Christians Recruited to Battle Atheists on Facebook by Evangelist Ray Comfort

Evangelist Ray Comfort says he's deluged with so many questions and comments from atheists on his Facebook page that he's decided to recruit Christians to join the online conversation between hundreds if not thousands of people.

His Facebook page has become a battleground for atheists to square off with Christians in an exchange of comments responding to his provocative posts. It's not uncommon for a post on his social media site to have more than 1,000 responses.

"It suddenly dawned on me how Facebook is an incredible medium for the gospel. One of my posts was seen by 1.2 million people – many of whom are non-Christians," Comfort told The Christian Post via an email exchange. "Think of what it would cost and how much work it would take to have a Billy Graham-type crusade that reached 1.2 million people. But we can reach that many at no cost and with just a click of a keyboard button."

He added, "The average Christian can't stand on a soapbox at a university and preach, but he or she can now engage the unsaved and have their comment read by multiple people, all from the comfort of their own home. It means that a stay-at-home mom can reach out to the lost during a break from the kids. It means that those who are busy at work can reach the unsaved during their lunch breaks."

Comfort, who has more than 105,000 people "liking" his "Ray Comfort" Facebook page, warns on his site that "YOU WILL BE BANNED FOR CUSSING OR BLASPHEMY."

In regards to the influx of atheists visiting his page, he said, "I guess they are bored with their godless life. Atheists aren't the intellectuals they think they are. They think there's no proof for the existence of God. They are like fish in the ocean saying that there's no proof that water exists. They make mindless statements, such as there's no evidence that Jesus Christ ever existed. I guess they don't know what year it is."

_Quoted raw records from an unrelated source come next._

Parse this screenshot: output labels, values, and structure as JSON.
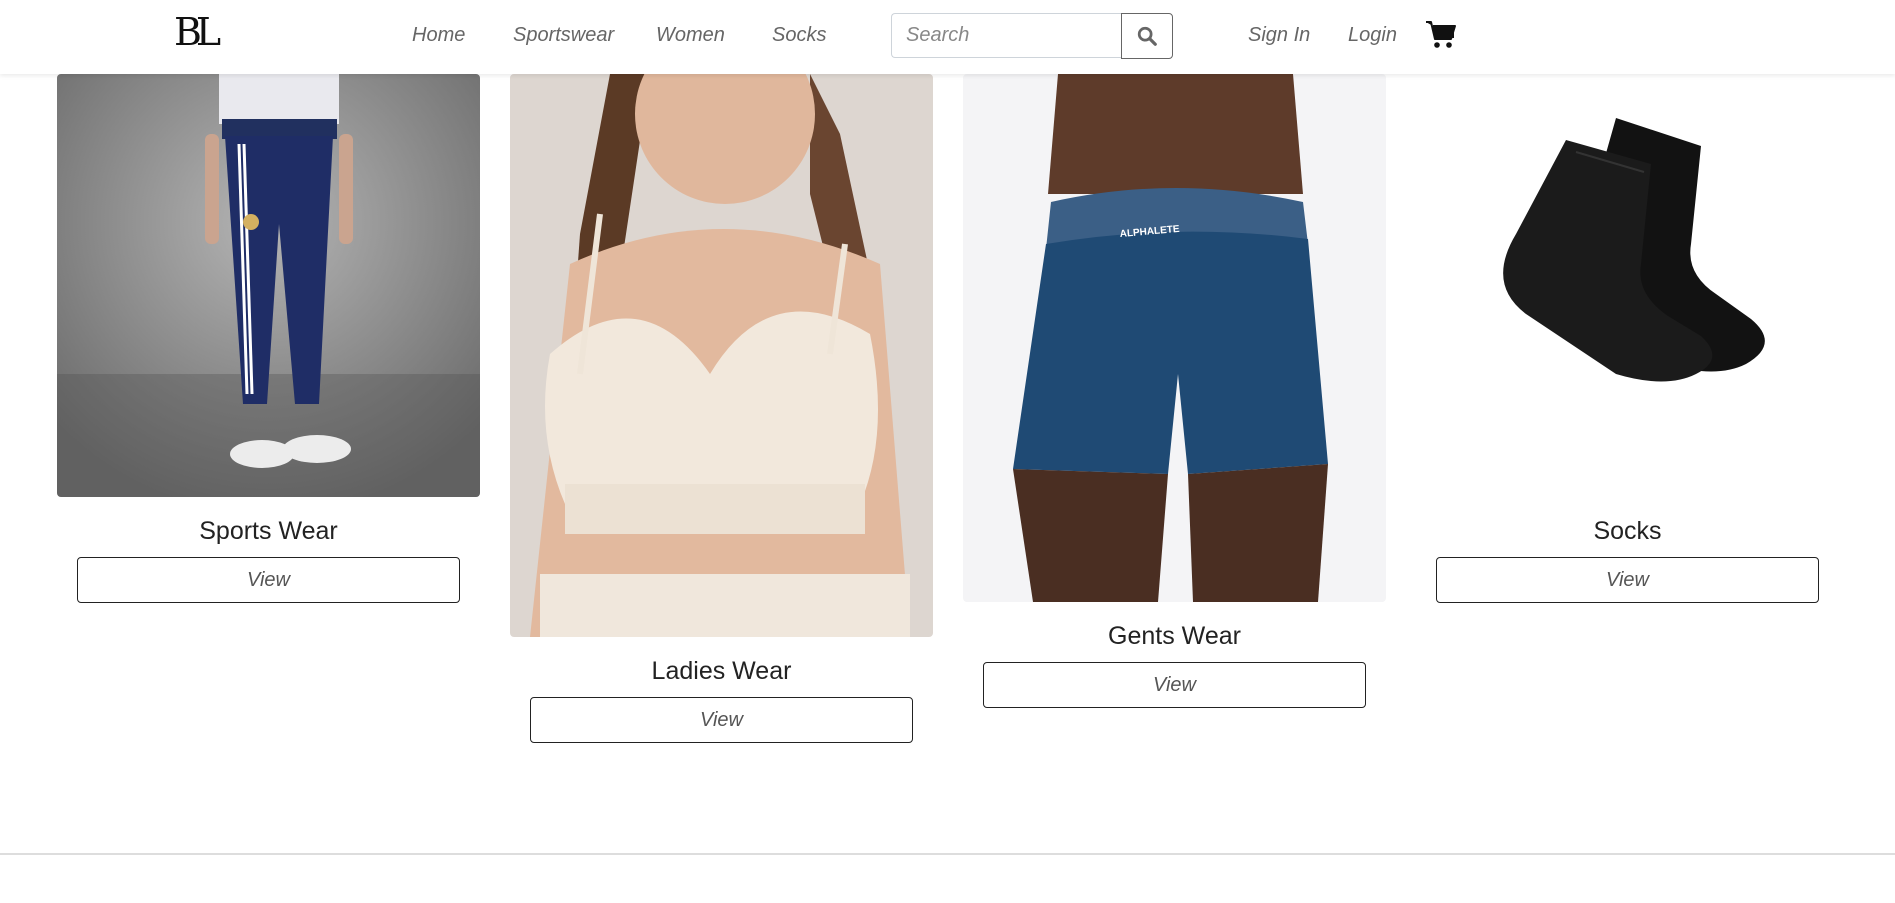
{
  "nav": {
    "logo": "BL",
    "links": [
      "Home",
      "Sportswear",
      "Women",
      "Socks"
    ],
    "search_placeholder": "Search",
    "sign_in": "Sign In",
    "login": "Login"
  },
  "categories": [
    {
      "title": "Sports Wear",
      "button": "View"
    },
    {
      "title": "Ladies Wear",
      "button": "View"
    },
    {
      "title": "Gents Wear",
      "button": "View"
    },
    {
      "title": "Socks",
      "button": "View"
    }
  ],
  "product_print": "ALPHALETE"
}
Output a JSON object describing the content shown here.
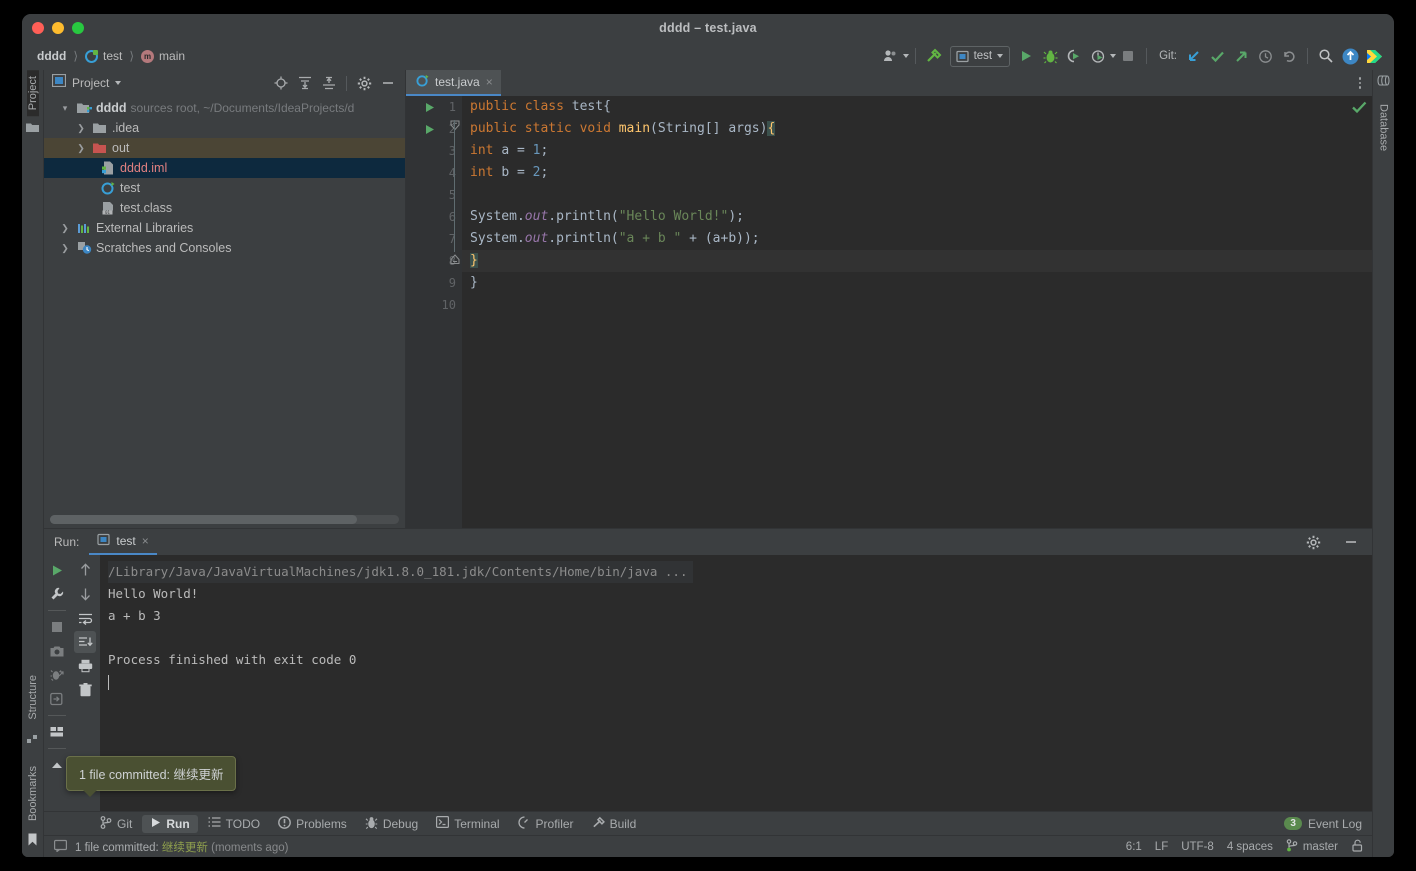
{
  "window": {
    "title": "dddd – test.java",
    "traffic_lights": [
      "close",
      "minimize",
      "maximize"
    ]
  },
  "breadcrumbs": [
    {
      "label": "dddd",
      "icon": "project-icon"
    },
    {
      "label": "test",
      "icon": "class-icon"
    },
    {
      "label": "main",
      "icon": "method-icon"
    }
  ],
  "toolbar": {
    "profile_icon": "user-profile-icon",
    "build_icon": "hammer-icon",
    "run_config": "test",
    "run_icon": "run-icon",
    "debug_icon": "debug-icon",
    "coverage_icon": "run-with-coverage-icon",
    "profiler_icon": "profiler-icon",
    "stop_icon": "stop-icon",
    "git_label": "Git:",
    "update_icon": "update-project-icon",
    "commit_icon": "commit-icon",
    "push_icon": "push-icon",
    "history_icon": "history-icon",
    "rollback_icon": "rollback-icon",
    "search_icon": "search-everywhere-icon",
    "account_icon": "account-icon",
    "ide_icon": "ide-logo-icon"
  },
  "left_rail": {
    "tabs": [
      "Project",
      "Structure",
      "Bookmarks"
    ],
    "active": "Project",
    "bottom_icon": "bookmark-flag-icon"
  },
  "right_rail": {
    "tabs": [
      "Database"
    ]
  },
  "project_panel": {
    "title": "Project",
    "header_icons": [
      "locate-icon",
      "expand-all-icon",
      "collapse-all-icon",
      "settings-gear-icon",
      "hide-icon"
    ],
    "tree": [
      {
        "indent": 0,
        "arrow": "⌄",
        "icon": "module-folder-icon",
        "label": "dddd",
        "bold": true,
        "suffix": "sources root,  ~/Documents/IdeaProjects/d",
        "state": "normal"
      },
      {
        "indent": 1,
        "arrow": "›",
        "icon": "folder-icon",
        "label": ".idea",
        "bold": false,
        "suffix": "",
        "state": "normal"
      },
      {
        "indent": 1,
        "arrow": "›",
        "icon": "out-folder-icon",
        "label": "out",
        "bold": false,
        "suffix": "",
        "state": "highlighted"
      },
      {
        "indent": 2,
        "arrow": "",
        "icon": "iml-file-icon",
        "label": "dddd.iml",
        "bold": false,
        "suffix": "",
        "state": "selected"
      },
      {
        "indent": 2,
        "arrow": "",
        "icon": "class-icon",
        "label": "test",
        "bold": false,
        "suffix": "",
        "state": "normal"
      },
      {
        "indent": 2,
        "arrow": "",
        "icon": "classfile-icon",
        "label": "test.class",
        "bold": false,
        "suffix": "",
        "state": "normal"
      },
      {
        "indent": 0,
        "arrow": "›",
        "icon": "libraries-icon",
        "label": "External Libraries",
        "bold": false,
        "suffix": "",
        "state": "normal"
      },
      {
        "indent": 0,
        "arrow": "›",
        "icon": "scratches-icon",
        "label": "Scratches and Consoles",
        "bold": false,
        "suffix": "",
        "state": "normal"
      }
    ]
  },
  "editor": {
    "tab": {
      "label": "test.java",
      "icon": "java-class-icon",
      "close": "×"
    },
    "kebab_icon": "more-options-icon",
    "inspection_icon": "inspections-ok-checkmark",
    "gutter_numbers": [
      "1",
      "2",
      "3",
      "4",
      "5",
      "6",
      "7",
      "8",
      "9",
      "10"
    ],
    "run_markers": {
      "1": "run-class-gutter-icon",
      "2": "run-method-gutter-icon"
    },
    "fold_markers": {
      "2": "fold-collapse-icon",
      "8": "fold-end-icon"
    },
    "current_line": 8,
    "lines": [
      {
        "n": 1,
        "tokens": [
          {
            "t": "public ",
            "c": "kw"
          },
          {
            "t": "class ",
            "c": "kw"
          },
          {
            "t": "test{",
            "c": ""
          }
        ]
      },
      {
        "n": 2,
        "tokens": [
          {
            "t": "public ",
            "c": "kw"
          },
          {
            "t": "static ",
            "c": "kw"
          },
          {
            "t": "void ",
            "c": "kw"
          },
          {
            "t": "main",
            "c": "fn"
          },
          {
            "t": "(String[] args)",
            "c": ""
          },
          {
            "t": "{",
            "c": "brace-hl"
          }
        ]
      },
      {
        "n": 3,
        "tokens": [
          {
            "t": "int ",
            "c": "kw"
          },
          {
            "t": "a = ",
            "c": ""
          },
          {
            "t": "1",
            "c": "num"
          },
          {
            "t": ";",
            "c": ""
          }
        ]
      },
      {
        "n": 4,
        "tokens": [
          {
            "t": "int ",
            "c": "kw"
          },
          {
            "t": "b = ",
            "c": ""
          },
          {
            "t": "2",
            "c": "num"
          },
          {
            "t": ";",
            "c": ""
          }
        ]
      },
      {
        "n": 5,
        "tokens": []
      },
      {
        "n": 6,
        "tokens": [
          {
            "t": "System.",
            "c": ""
          },
          {
            "t": "out",
            "c": "fld"
          },
          {
            "t": ".println(",
            "c": ""
          },
          {
            "t": "\"Hello World!\"",
            "c": "str"
          },
          {
            "t": ");",
            "c": ""
          }
        ]
      },
      {
        "n": 7,
        "tokens": [
          {
            "t": "System.",
            "c": ""
          },
          {
            "t": "out",
            "c": "fld"
          },
          {
            "t": ".println(",
            "c": ""
          },
          {
            "t": "\"a + b \"",
            "c": "str"
          },
          {
            "t": " + (a+b));",
            "c": ""
          }
        ]
      },
      {
        "n": 8,
        "tokens": [
          {
            "t": "}",
            "c": "brace-hl"
          }
        ]
      },
      {
        "n": 9,
        "tokens": [
          {
            "t": "}",
            "c": ""
          }
        ]
      },
      {
        "n": 10,
        "tokens": []
      }
    ]
  },
  "run_panel": {
    "label": "Run:",
    "tab": {
      "label": "test",
      "icon": "run-config-icon",
      "close": "×"
    },
    "settings_icon": "settings-gear-icon",
    "minimize_icon": "hide-icon",
    "tool_buttons_col1": [
      "rerun-icon",
      "wrench-icon",
      "stop-icon",
      "camera-icon",
      "thread-dump-icon",
      "export-icon",
      "layout-icon"
    ],
    "tool_buttons_col2": [
      "up-arrow-icon",
      "down-arrow-icon",
      "soft-wrap-icon",
      "scroll-to-end-icon",
      "print-icon",
      "trash-icon"
    ],
    "active_tool": "scroll-to-end-icon",
    "console": [
      {
        "text": "/Library/Java/JavaVirtualMachines/jdk1.8.0_181.jdk/Contents/Home/bin/java ...",
        "kind": "path"
      },
      {
        "text": "Hello World!",
        "kind": "out"
      },
      {
        "text": "a + b 3",
        "kind": "out"
      },
      {
        "text": "",
        "kind": "out"
      },
      {
        "text": "Process finished with exit code 0",
        "kind": "out"
      }
    ]
  },
  "tooltip": {
    "text": "1 file committed: 继续更新"
  },
  "bottom_tabs": {
    "items": [
      {
        "label": "Git",
        "icon": "git-branch-icon",
        "active": false
      },
      {
        "label": "Run",
        "icon": "run-icon",
        "active": true
      },
      {
        "label": "TODO",
        "icon": "todo-list-icon",
        "active": false
      },
      {
        "label": "Problems",
        "icon": "problems-icon",
        "active": false
      },
      {
        "label": "Debug",
        "icon": "debug-bug-icon",
        "active": false
      },
      {
        "label": "Terminal",
        "icon": "terminal-icon",
        "active": false
      },
      {
        "label": "Profiler",
        "icon": "profiler-gauge-icon",
        "active": false
      },
      {
        "label": "Build",
        "icon": "hammer-icon",
        "active": false
      }
    ],
    "event_log": {
      "label": "Event Log",
      "count": "3"
    }
  },
  "status_bar": {
    "message_icon": "message-balloon-icon",
    "message_prefix": "1 file committed: ",
    "message_zh": "继续更新",
    "message_suffix": " (moments ago)",
    "caret_position": "6:1",
    "line_separator": "LF",
    "encoding": "UTF-8",
    "indent": "4 spaces",
    "branch": "master",
    "branch_icon": "git-branch-icon",
    "lock_icon": "unlocked-icon"
  },
  "colors": {
    "chrome": "#3c3f41",
    "editor_bg": "#2b2b2b",
    "accent_blue": "#4a88c7",
    "green": "#62b543",
    "selection_blue": "#0d293e",
    "highlight_brown": "#4b4535",
    "tooltip_bg": "#4a5032"
  }
}
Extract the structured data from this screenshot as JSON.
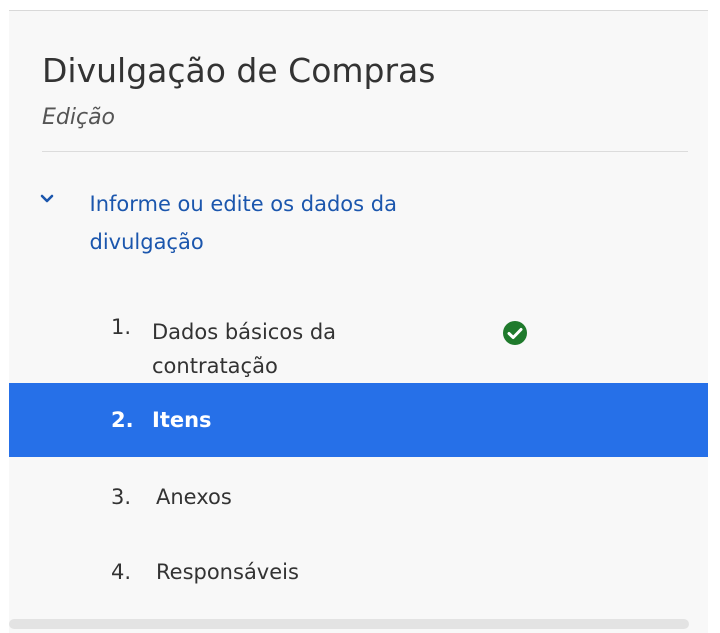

Comfort believes most Christians find it a little uncomfortable diving into evangelism, and so coming online with Facebook is "an easy way to get their feet wet."

He is known locally in several tourist spots in Southern California as the street preacher who welcomes debate – discussions with non-Christians and people of other religions that often draw crowds of up to 100 people or more listening in and sometimes joining the raucous verbal sparring.

Comfort is also known nationally for his Living Waters ministry that includes a resource for evangelism tools such as documentaries and commentaries on TV and Internet videos. His anti-abortion documentary, "180," which is a 30-min video that juxtaposes Hitler's killing of millions of people during World War II with the millions of abortions that have taken place in the U.S., is approaching 4 million online views. The film has also been distributed as a DVD to thousands of people in the country, mostly on college campuses.

However, the group of people he perhaps receives the most attention from is atheists.

"Atheism is spreading like wildfire, and many are becoming militant in their attempts to have God removed from history, from the schoolroom, from the courtroom, and even from Christmas," Comfort said. "They are deadly serious, and if we are serious, we need to engage them with the gospel."

He believes many atheists have had false conversions because they have heard a false gospel and are bitter because "as far as they are concerned, Christianity didn't deliver its promises of a 'happy' life."

"The gospel we preach can change an atheist into a God-loving believer in a moment of time – if it's biblical," he said. "We need to stop saying 'God has a wonderful plan for your life,' and instead, do what Jesus did. He addressed the conscience of the sinner. He didn't offer a problem-free happy life. He offered tribulation, persecution, temptation, and He warned that the time could come when people will kill you thinking that they are doing God a favor. Along with those trials is the offer of everlasting life, which outweighs the pains."

In regards to engaging with atheists, Comfort added some caution. "You will need a lot of patience because many show up as though they are God's intellectual gift to the world. They are extremely arrogant, very condescending, they say things that aren't true, and they use worn out arguments. My advice is to wait for a minute to calm down, and then show them love and respect. It is tempting to give a quick sarcastic reply, and that just adds fuel to their fire. It's also important to know that I deliberately create a 'buzz.' I say things like 'Evolution stands in the way of the science of discovery, summed up in Einstein's 'I want to know how God created this world.' This brings them out in force, and gives us an opportunity to give sensible and biblical answers to their questions and objections."

In addition to visiting his Facebook page, Comfort is encouraging Christians "who want to imitate Jesus, to listen to a free teaching called 'Hell's Best Kept Secret' on"